Yep. A grater. Normally I would use a box grater, but as mine is packed this is what I use when I need a grater. Make sure your butter is frozen, then grate it using the larger holes. Be careful as you grate the butter- it’s a fat so it can get slippery. I use the wrapper to hold the butter for as long as I can as I grate it. Here is what you end up with:


Little pieces that are SO much easier to work into flour with the cutter! Now you can mix the flour, part of the brown sugar, and the oats together, then put them into the bowl with the butter. Mix the whole lot with a fork to get the butter off the bottom of its bowl and then use a pastry cutter or 2 knives to cut the butter into the flour. (If you’re using the knives, use butter knives and hold one in each hand so that it looks like you are trying to cut something on a plate, only with 2 knives instead of a fork and a knife. That is also the basic motion you’re going for- overlap the knives side-by-side in the middle and “cut” away from each other.) Cut the butter in until you get a crumbly texture with pieces the size of small peas. Like so…


Once the topping is done, butter or grease the crock of a large slow cooker. I use butter because I’m trying to get away from cooking sprays & other nasty things. Use whatever you like. Now drain the apples in a colander, put them back in the big bowl, and add the rest of the sugar and the spices. Stir the apples & sugar together and then pour the mixture into the crock. Put the topping on and press down gently so that it’s slightly packed, thusly…


Put the lid on and cook the apple crisp for about 4 hours. If you’d like, you can take the lid off for the last 20 minutes to firm up the topping a bit, but it’s not imperative. It will be tasty either way!

The result is awesome! So long as you don’t cook the crisp any longer than about 4 hours, the apples will have great texture and the flavor is wonderful. The only “problem” I have with this method is that you end up with a little bit of runny liquid in the final product. With the oven method the syrup or juice boils down into a nice thick pie-filling type thing. That can’t happen in the slow cooker. There isn’t a lot of it and if you stir the apple crisp up in the bowl you eat it out of you really don’t notice it. But if that’s a turnoff for you, you could just add 1 tablespoon of cornstarch to the apples when you mix in the sugar & spices.

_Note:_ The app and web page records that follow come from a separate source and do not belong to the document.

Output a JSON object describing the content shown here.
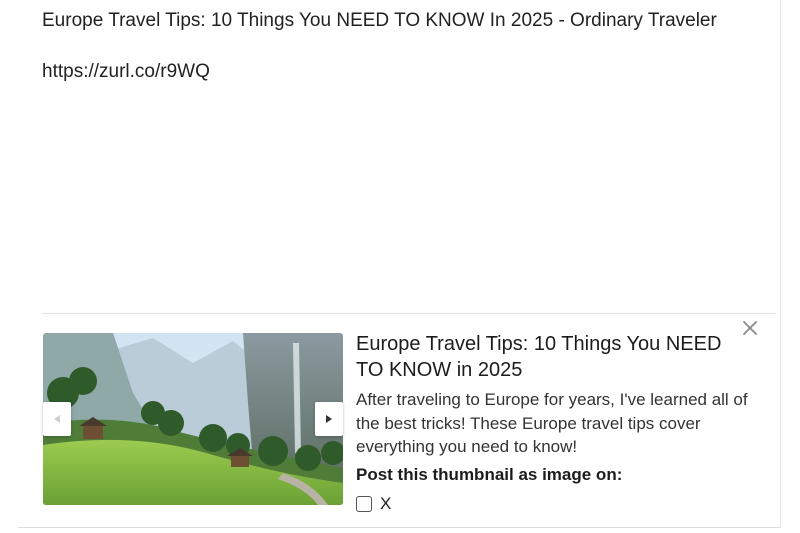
{
  "post": {
    "title_line": "Europe Travel Tips: 10 Things You NEED TO KNOW In 2025 - Ordinary Traveler",
    "short_url": "https://zurl.co/r9WQ"
  },
  "link_preview": {
    "title": "Europe Travel Tips: 10 Things You NEED TO KNOW in 2025",
    "description": "After traveling to Europe for years, I've learned all of the best tricks! These Europe travel tips cover everything you need to know!",
    "post_thumbnail_label": "Post this thumbnail as image on:",
    "options": [
      {
        "label": "X",
        "checked": false
      }
    ],
    "thumbnail_icon": "landscape-photo",
    "prev_icon": "triangle-left-icon",
    "next_icon": "triangle-right-icon",
    "close_icon": "close-icon"
  },
  "colors": {
    "text": "#222222",
    "divider": "#e2e2e2"
  }
}
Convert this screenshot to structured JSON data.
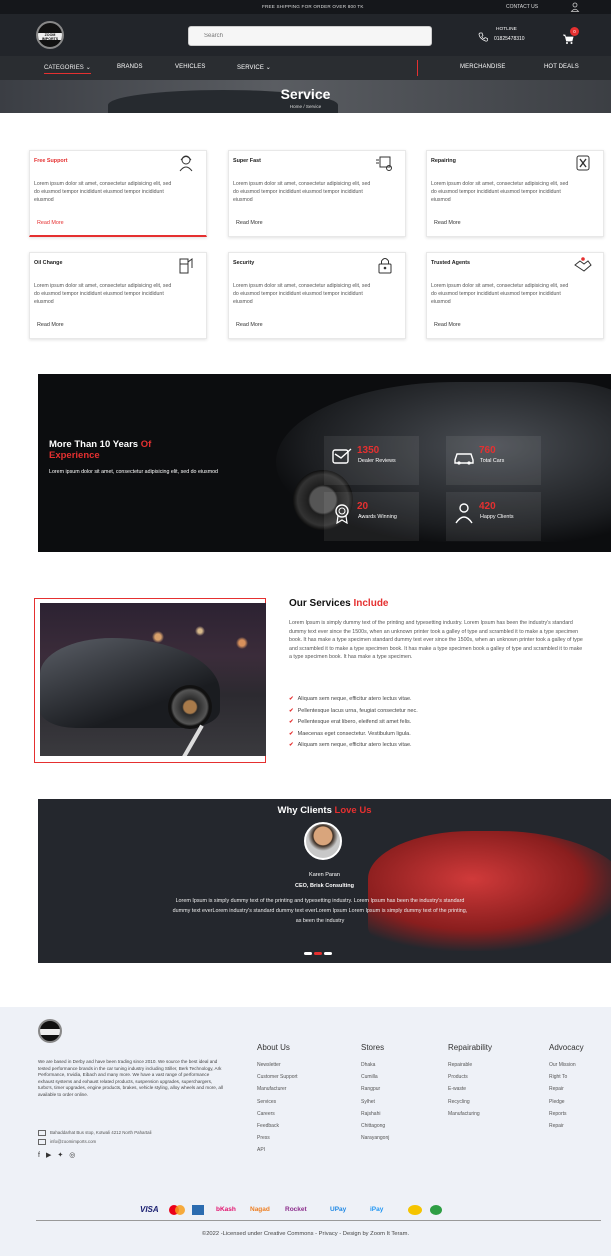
{
  "topbar": {
    "shipping": "FREE SHIPPING FOR ORDER OVER 800 TK",
    "contact": "CONTACT US"
  },
  "header": {
    "logo_text": "ZOOM IMPORTS",
    "search_placeholder": "Search",
    "hotline_label": "HOTLINE",
    "hotline_number": "01825478310",
    "cart_count": "0"
  },
  "nav": {
    "items": [
      "CATEGORIES",
      "BRANDS",
      "VEHICLES",
      "SERVICE",
      "MERCHANDISE",
      "HOT DEALS"
    ]
  },
  "hero": {
    "title": "Service",
    "breadcrumb": "Home / Service"
  },
  "services": [
    {
      "title": "Free Support",
      "desc": "Lorem ipsum dolor sit amet, consectetur adipisicing elit, sed do eiusmod tempor incididunt eiusmod tempor incididunt eiusmod",
      "link": "Read More",
      "icon": "support-agent-icon",
      "highlighted": true
    },
    {
      "title": "Super Fast",
      "desc": "Lorem ipsum dolor sit amet, consectetur adipisicing elit, sed do eiusmod tempor incididunt eiusmod tempor incididunt eiusmod",
      "link": "Read More",
      "icon": "fast-delivery-icon",
      "highlighted": false
    },
    {
      "title": "Repairing",
      "desc": "Lorem ipsum dolor sit amet, consectetur adipisicing elit, sed do eiusmod tempor incididunt eiusmod tempor incididunt eiusmod",
      "link": "Read More",
      "icon": "repair-tools-icon",
      "highlighted": false
    },
    {
      "title": "Oil Change",
      "desc": "Lorem ipsum dolor sit amet, consectetur adipisicing elit, sed do eiusmod tempor incididunt eiusmod tempor incididunt eiusmod",
      "link": "Read More",
      "icon": "fuel-pump-icon",
      "highlighted": false
    },
    {
      "title": "Security",
      "desc": "Lorem ipsum dolor sit amet, consectetur adipisicing elit, sed do eiusmod tempor incididunt eiusmod tempor incididunt eiusmod",
      "link": "Read More",
      "icon": "security-lock-icon",
      "highlighted": false
    },
    {
      "title": "Trusted Agents",
      "desc": "Lorem ipsum dolor sit amet, consectetur adipisicing elit, sed do eiusmod tempor incididunt eiusmod tempor incididunt eiusmod",
      "link": "Read More",
      "icon": "handshake-icon",
      "highlighted": false
    }
  ],
  "experience": {
    "title_main": "More Than 10 Years ",
    "title_red": "Of Experience",
    "subtitle": "Lorem ipsum dolor sit amet, consectetur adipisicing elit, sed do eiusmod",
    "stats": [
      {
        "value": "1350",
        "label": "Dealer Reviews",
        "icon": "review-icon"
      },
      {
        "value": "760",
        "label": "Total Cars",
        "icon": "car-icon"
      },
      {
        "value": "20",
        "label": "Awards Winning",
        "icon": "award-icon"
      },
      {
        "value": "420",
        "label": "Happy Clients",
        "icon": "clients-icon"
      }
    ]
  },
  "our_services": {
    "title_main": "Our Services ",
    "title_red": "Include",
    "desc": "Lorem Ipsum is simply dummy text of the printing and typesetting industry. Lorem Ipsum has been the industry's standard dummy text ever since the 1500s, when an unknown printer took a galley of type and scrambled it to make a type specimen book. It has make a type specimen standard dummy text ever since the 1500s, when an unknown printer took a galley of type and scrambled it to make a type specimen book. It has make a type specimen book a galley of type and scrambled it to make a type specimen book. It has make a type specimen.",
    "items": [
      "Aliquam sem neque, efficitur atero lectus vitae.",
      "Pellentesque lacus urna, feugiat consectetur nec.",
      "Pellentesque erat libero, eleifend sit amet felis.",
      "Maecenas eget consectetur. Vestibulum ligula.",
      "Aliquam sem neque, efficitur atero lectus vitae."
    ]
  },
  "testimonials": {
    "title_main": "Why Clients ",
    "title_red": "Love Us",
    "name": "Karen Paran",
    "role": "CEO, Brisk Consulting",
    "quote": "Lorem Ipsum is simply dummy text of the printing and typesetting industry. Lorem Ipsum has been the industry's standard dummy text everLorem industry's standard dummy text everLorem Ipsum Lorem Ipsum is simply dummy text of the printing, as been the industry"
  },
  "footer": {
    "about": "We are based in Derby and have been trading since 2010. We source the best ideal and tested performance brands in the car tuning industry including Stiller, Berk Technology, Ark Performance, Invidia, Eibach and many more. We have a vast range of performance exhaust systems and exhaust related products, suspension upgrades, superchargers, turbo's, timer upgrades, engine products, brakes, vehicle styling, alloy wheels and more, all available to order online.",
    "address": "Bahaddarhat Bus stop, Kotwali 4212 North Pahartali",
    "email": "info@zoomimports.com",
    "columns": [
      {
        "heading": "About Us",
        "items": [
          "Newsletter",
          "Customer Support",
          "Manufacturer",
          "Services",
          "Careers",
          "Feedback",
          "Press",
          "API"
        ]
      },
      {
        "heading": "Stores",
        "items": [
          "Dhaka",
          "Cumilla",
          "Rangpur",
          "Sylhet",
          "Rajshahi",
          "Chittagong",
          "Narayangonj"
        ]
      },
      {
        "heading": "Repairability",
        "items": [
          "Repairable",
          "Products",
          "E-waste",
          "Recycling",
          "Manufacturing"
        ]
      },
      {
        "heading": "Advocacy",
        "items": [
          "Our Mission",
          "Right To",
          "Repair",
          "Pledge",
          "Reports",
          "Repair"
        ]
      }
    ],
    "payments": [
      "VISA",
      "bKash",
      "Nagad",
      "Rocket",
      "UPay",
      "iPay"
    ],
    "copyright": "©2022 -Licensed under Creative Commons - Privacy - Design by Zoom It Teram."
  },
  "colors": {
    "accent": "#e53030",
    "dark": "#22252a",
    "footer_bg": "#eef1f7"
  }
}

Like most other people, I like to serve my apple crisp with ice cream. But UNlike most other people, I like to serve mine with butter pecan ice cream. The flavor and richness it adds is almost obscene 😉


Now that Autumn is officially here I am so excited to start eating the foods of the season- and this is the perfect way to start! Next week I will be bringing you another quintessential food of fall; pumpkin! But I promise you: this is NOT the typical pumpkin treat. This will take pumpkin pie to a whole new level- and make it perfectly acceptable to eat for breakfast! And no; it’s not yet ANOTHER muffin or bread recipe. Stay tuned!

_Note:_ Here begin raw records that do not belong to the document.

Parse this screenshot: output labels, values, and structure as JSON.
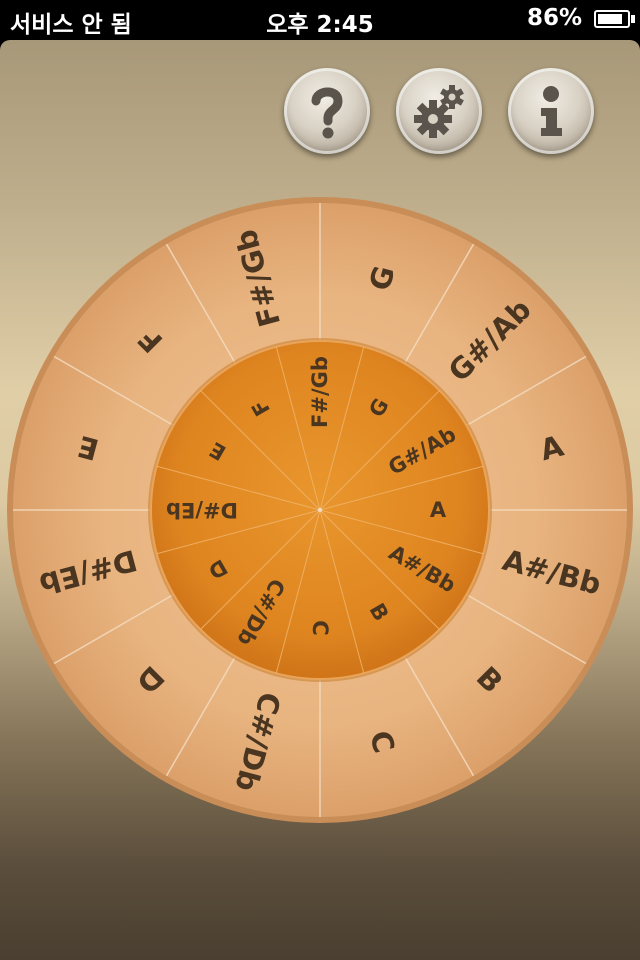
{
  "status_bar": {
    "carrier": "서비스 안 됨",
    "time": "오후 2:45",
    "battery": "86%",
    "battery_level": 0.86
  },
  "toolbar": {
    "help_icon": "question-mark-icon",
    "settings_icon": "gears-icon",
    "info_icon": "info-icon"
  },
  "wheel": {
    "outer_keys": [
      "G",
      "G#/Ab",
      "A",
      "A#/Bb",
      "B",
      "C",
      "C#/Db",
      "D",
      "D#/Eb",
      "E",
      "F",
      "F#/Gb"
    ],
    "inner_keys": [
      "G",
      "G#/Ab",
      "A",
      "A#/Bb",
      "B",
      "C",
      "C#/Db",
      "D",
      "D#/Eb",
      "E",
      "F",
      "F#/Gb"
    ],
    "colors": {
      "outer_ring": "#e7b27d",
      "inner_disc": "#e0861f",
      "label": "#4a3520",
      "divider": "#f3dcc0"
    }
  }
}
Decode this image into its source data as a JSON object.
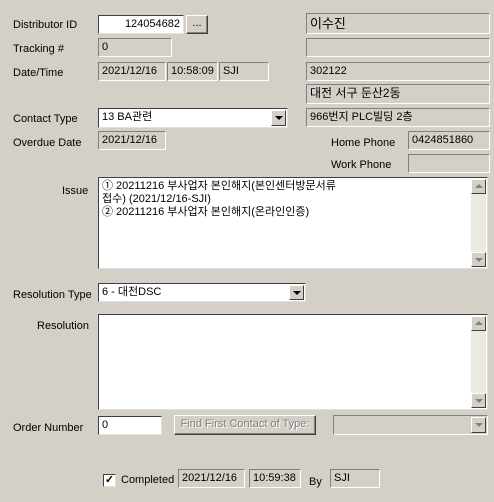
{
  "labels": {
    "distributor_id": "Distributor ID",
    "tracking": "Tracking #",
    "datetime": "Date/Time",
    "contact_type": "Contact Type",
    "overdue_date": "Overdue Date",
    "home_phone": "Home Phone",
    "work_phone": "Work Phone",
    "issue": "Issue",
    "resolution_type": "Resolution Type",
    "resolution": "Resolution",
    "order_number": "Order Number",
    "completed": "Completed",
    "by": "By"
  },
  "fields": {
    "distributor_id": "124054682",
    "lookup_button": "...",
    "tracking": "0",
    "date": "2021/12/16",
    "time": "10:58:09",
    "user": "SJI",
    "name": "이수진",
    "postal_code": "302122",
    "address1": "대전 서구 둔산2동",
    "address2": "966번지 PLC빌딩 2층",
    "contact_type": "13 BA관련",
    "overdue_date": "2021/12/16",
    "home_phone": "0424851860",
    "work_phone": "",
    "resolution_type": "6 - 대전DSC",
    "resolution": "",
    "order_number": "0",
    "find_button": "Find First Contact of Type:",
    "completed_checked": true,
    "completed_mark": "✓",
    "completed_date": "2021/12/16",
    "completed_time": "10:59:38",
    "completed_by": "SJI"
  },
  "issue_lines": [
    "① 20211216 부사업자 본인해지(본인센터방문서류",
    "접수) (2021/12/16-SJI)",
    "② 20211216 부사업자 본인해지(온라인인증)"
  ]
}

The Recipe:

8 Large Apples ( a mix of tart and sweet), Peeled, Cored, and Sliced to 1/4″

1 t Cinnamon

1/8 t Nutmeg (don’t omit this just because it’s a tiny amount! It will add a wonderful flavor!)

1 C Brown Sugar, Divided

3/4 C Flour

3/4 C Old Fashioned Oats (NOT quick cooking)

1/2 C Butter, Frozen, Grated

The Method:

*Butter or spray the crock of a large slow cooker (mine is 6 quarts. Anything smaller than 4 or 5 quarts is too small).

*Combine the flour, oats, and 3/4 C of the brown sugar.

*Cut the butter into the flour mixture and set aside.

*In a large bowl, combine apples with the remaining brown sugar and the spices.

*Spread the apples evenly in the crock, followed by the topping.

*Pack the topping very slightly onto the apples.

*Cover with the lid and cook on high for 3 1/2 to 4 hours.

*If desired, leave the lid off for the final 20 minutes of cooking to firm the topping up a bit.

*Garnish with ice cream (seriously- butter pecan is incredible with this!), whipped cream, or eat as is.